First Aid Station | 2012

First Aid Station offers alternative solutions for various types of emergencies. Illustrations from the official IDF first aid booklet were altered and recreated in mild steel, suggesting new methods for evacuations of wounded soldiers and citizens. Additionally, the videos Rescue and Patient are presented at the station.


תחנת עזרה ראשונה מציעה פתרונות אלטרנטיביים לסוגים שונים של מקרי חירום.

איורים שנלקחו מפנקס עזרה ראשונה הרשמי של צה״ל, צויירו מחדש ונחתכו בפלדה על מנת להציע טכניקות חדשות לפינוי חיילים ואזרחים פצועים.

בנוסף מוצגים בתחנה שני סרטי וידאו – הצלה ופציינט.


Guernica | Mild steel, rust | 183 x 422 cm | First Aid Station, Installation view, AANDO Fine Art, Berlin | 2012
First Aid | 2 Prints on archival paper | 135 x 58 cm | Installation view, AANDO Fine Art, Berlin | 2012
Rescue | HD video, 2:30 min | Installation view, AANDO Fine Art, Berlin | 2012 | Watch Online (+Introduction)
Patient | HD video, 6:30 min | Installation view, AANDO Fine Art, Berlin | 2012 | Watch Online (+Introduction)

FIRST AID STATION | THE VAN LEER JERUSALEM INSTITUTE | Properties – Manofim 2018 | Curators: Rinat Edelstein & Lee He Shulov

Text by Rinat Edelstein 2018 | Photographs: Kira Klachki.

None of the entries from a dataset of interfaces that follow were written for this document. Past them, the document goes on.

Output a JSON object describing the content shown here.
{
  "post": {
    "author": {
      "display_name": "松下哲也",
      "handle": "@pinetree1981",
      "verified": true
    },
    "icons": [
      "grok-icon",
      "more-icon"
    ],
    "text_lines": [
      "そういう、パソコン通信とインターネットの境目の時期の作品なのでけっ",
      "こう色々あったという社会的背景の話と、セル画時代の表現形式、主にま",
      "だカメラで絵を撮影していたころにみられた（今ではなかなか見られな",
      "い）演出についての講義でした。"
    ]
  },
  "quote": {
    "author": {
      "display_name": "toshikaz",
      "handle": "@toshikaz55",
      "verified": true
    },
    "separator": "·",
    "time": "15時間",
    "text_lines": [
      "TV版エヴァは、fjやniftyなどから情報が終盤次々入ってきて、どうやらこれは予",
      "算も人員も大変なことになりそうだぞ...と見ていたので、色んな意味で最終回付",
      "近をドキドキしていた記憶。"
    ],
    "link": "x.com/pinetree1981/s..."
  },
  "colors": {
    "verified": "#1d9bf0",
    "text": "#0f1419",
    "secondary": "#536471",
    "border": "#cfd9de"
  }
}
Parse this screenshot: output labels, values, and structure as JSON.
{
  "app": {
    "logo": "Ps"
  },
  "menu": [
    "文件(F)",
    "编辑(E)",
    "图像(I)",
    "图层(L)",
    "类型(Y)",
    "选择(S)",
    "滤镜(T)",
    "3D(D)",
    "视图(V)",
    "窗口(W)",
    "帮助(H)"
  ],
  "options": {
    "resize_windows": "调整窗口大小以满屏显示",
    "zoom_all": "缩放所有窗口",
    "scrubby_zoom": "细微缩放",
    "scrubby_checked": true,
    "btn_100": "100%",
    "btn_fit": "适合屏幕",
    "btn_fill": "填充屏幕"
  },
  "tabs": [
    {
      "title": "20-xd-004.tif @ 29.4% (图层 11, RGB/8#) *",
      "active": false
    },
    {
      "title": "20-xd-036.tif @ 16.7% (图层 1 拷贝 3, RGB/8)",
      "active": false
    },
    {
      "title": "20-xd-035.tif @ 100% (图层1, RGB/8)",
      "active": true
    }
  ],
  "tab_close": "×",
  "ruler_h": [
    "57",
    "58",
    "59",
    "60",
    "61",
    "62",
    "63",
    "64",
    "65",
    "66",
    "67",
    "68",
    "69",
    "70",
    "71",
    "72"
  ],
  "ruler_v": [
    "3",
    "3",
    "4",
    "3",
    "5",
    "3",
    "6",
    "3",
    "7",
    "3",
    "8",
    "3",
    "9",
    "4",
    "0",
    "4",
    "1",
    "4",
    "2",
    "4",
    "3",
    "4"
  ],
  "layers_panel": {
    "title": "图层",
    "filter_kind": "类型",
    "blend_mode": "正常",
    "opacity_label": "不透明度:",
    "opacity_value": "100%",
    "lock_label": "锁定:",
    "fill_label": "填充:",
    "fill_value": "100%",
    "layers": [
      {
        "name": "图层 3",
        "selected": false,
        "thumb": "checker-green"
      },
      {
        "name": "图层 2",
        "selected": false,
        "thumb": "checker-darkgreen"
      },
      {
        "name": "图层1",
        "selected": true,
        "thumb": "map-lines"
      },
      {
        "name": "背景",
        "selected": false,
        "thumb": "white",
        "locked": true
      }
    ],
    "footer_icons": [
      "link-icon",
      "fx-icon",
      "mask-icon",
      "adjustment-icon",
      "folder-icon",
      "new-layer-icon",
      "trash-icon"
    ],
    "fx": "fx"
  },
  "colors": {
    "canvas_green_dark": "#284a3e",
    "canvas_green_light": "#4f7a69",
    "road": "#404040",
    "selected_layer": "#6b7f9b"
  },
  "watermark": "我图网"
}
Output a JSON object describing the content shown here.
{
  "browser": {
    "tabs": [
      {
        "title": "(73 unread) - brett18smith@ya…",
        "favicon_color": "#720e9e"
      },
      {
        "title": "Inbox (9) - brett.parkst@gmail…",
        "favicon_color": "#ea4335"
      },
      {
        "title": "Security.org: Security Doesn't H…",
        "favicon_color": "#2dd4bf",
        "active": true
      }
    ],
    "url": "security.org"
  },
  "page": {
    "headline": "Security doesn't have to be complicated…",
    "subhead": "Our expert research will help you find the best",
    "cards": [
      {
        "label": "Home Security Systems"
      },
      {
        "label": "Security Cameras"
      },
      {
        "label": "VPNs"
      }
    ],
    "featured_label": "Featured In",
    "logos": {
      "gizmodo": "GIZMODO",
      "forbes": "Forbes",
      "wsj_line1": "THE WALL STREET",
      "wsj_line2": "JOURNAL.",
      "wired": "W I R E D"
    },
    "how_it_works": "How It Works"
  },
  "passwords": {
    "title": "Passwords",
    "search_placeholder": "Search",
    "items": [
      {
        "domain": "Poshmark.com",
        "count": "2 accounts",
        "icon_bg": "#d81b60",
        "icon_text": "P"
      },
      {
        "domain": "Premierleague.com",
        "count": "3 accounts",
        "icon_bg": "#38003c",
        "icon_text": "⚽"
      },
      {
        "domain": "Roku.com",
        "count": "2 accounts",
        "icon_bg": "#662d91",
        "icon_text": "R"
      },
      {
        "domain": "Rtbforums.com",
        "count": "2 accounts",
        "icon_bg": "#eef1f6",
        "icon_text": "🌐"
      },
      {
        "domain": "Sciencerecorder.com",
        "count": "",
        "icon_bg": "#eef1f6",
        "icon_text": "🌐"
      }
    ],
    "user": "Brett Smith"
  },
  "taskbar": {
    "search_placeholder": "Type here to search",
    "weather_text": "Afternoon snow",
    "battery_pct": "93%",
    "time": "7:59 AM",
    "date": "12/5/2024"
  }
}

First Aid Station offers alternative solutions for various types of emergencies. The figures in the work are based on illustrations taken from official first-aid handbook of the Israel Defense Forces, created in order to propose new techniques for the evacuation of wounded soldiers and civilians. From a distance, the figures look as though they are drawn in fine black line, but from close up one can see that they are made by iron cut, accumulate rust, and are different from the fragile and refined image. Ben Ron’s first aid solutions do not work. Her figures are dismembered and distorted. The frozen gaze on the figures’ faces and injured bodies, combined with the grotesque poses in which they are placed, attest to irreparable wounds, a failed attempt to reassemble a body that can never be the same again. Ben Ron’s focus on the moment of injury, the moment of horror when it is clear that nothing in the body or the soul  will ever return to normal, presents the attempts to provide first aid as meaningless, an illusion that the broken body can be repaired with the help of operating instructions, good intentions, and a band aid. Ben Ron’s choice to linger on this critical moment, with images of wounded soldiers and cold, sterile directions that are supposed to cure the incurable, raises questions about how these figures got into this situation in the first place? Is it possible to get out of it? And most of all, could all of this have been avoided? Ben Ron raises these questions in every figure that is artificially and absurdly reconstructed and thus in a reverse act, instead of the drawings in the first aid manual being of use, her figures become a kind of manual for prevention. Every figure confronts the viewer with the question of the necessity of fighting, in any war that regularly leaves behind wounded soldiers, human beings who live in the aftermath of the trauma.